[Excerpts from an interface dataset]
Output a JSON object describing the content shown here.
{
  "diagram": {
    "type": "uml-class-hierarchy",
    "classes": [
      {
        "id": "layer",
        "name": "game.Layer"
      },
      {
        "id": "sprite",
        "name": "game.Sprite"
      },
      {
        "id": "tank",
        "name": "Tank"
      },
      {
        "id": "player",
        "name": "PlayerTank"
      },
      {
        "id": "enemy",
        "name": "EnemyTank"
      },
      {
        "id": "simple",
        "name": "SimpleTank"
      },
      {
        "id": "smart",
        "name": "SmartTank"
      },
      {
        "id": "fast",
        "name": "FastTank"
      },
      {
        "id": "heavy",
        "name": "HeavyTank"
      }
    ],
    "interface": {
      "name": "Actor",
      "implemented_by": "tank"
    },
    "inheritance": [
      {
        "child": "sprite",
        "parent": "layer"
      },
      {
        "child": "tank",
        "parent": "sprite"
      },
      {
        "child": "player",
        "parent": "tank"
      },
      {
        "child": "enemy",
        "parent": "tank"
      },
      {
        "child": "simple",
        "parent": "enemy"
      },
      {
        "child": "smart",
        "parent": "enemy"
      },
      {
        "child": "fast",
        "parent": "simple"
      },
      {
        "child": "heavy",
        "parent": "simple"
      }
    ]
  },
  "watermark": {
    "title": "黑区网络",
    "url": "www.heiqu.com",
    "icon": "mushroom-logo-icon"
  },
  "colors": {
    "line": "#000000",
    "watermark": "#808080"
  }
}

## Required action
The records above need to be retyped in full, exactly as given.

## Exercise answer
Output a JSON object describing the content shown here.
{
  "diagram": {
    "type": "uml-class-hierarchy",
    "classes": [
      {
        "id": "layer",
        "name": "game.Layer"
      },
      {
        "id": "sprite",
        "name": "game.Sprite"
      },
      {
        "id": "tank",
        "name": "Tank"
      },
      {
        "id": "player",
        "name": "PlayerTank"
      },
      {
        "id": "enemy",
        "name": "EnemyTank"
      },
      {
        "id": "simple",
        "name": "SimpleTank"
      },
      {
        "id": "smart",
        "name": "SmartTank"
      },
      {
        "id": "fast",
        "name": "FastTank"
      },
      {
        "id": "heavy",
        "name": "HeavyTank"
      }
    ],
    "interface": {
      "name": "Actor",
      "implemented_by": "tank"
    },
    "inheritance": [
      {
        "child": "sprite",
        "parent": "layer"
      },
      {
        "child": "tank",
        "parent": "sprite"
      },
      {
        "child": "player",
        "parent": "tank"
      },
      {
        "child": "enemy",
        "parent": "tank"
      },
      {
        "child": "simple",
        "parent": "enemy"
      },
      {
        "child": "smart",
        "parent": "enemy"
      },
      {
        "child": "fast",
        "parent": "simple"
      },
      {
        "child": "heavy",
        "parent": "simple"
      }
    ]
  },
  "watermark": {
    "title": "黑区网络",
    "url": "www.heiqu.com",
    "icon": "mushroom-logo-icon"
  },
  "colors": {
    "line": "#000000",
    "watermark": "#808080"
  }
}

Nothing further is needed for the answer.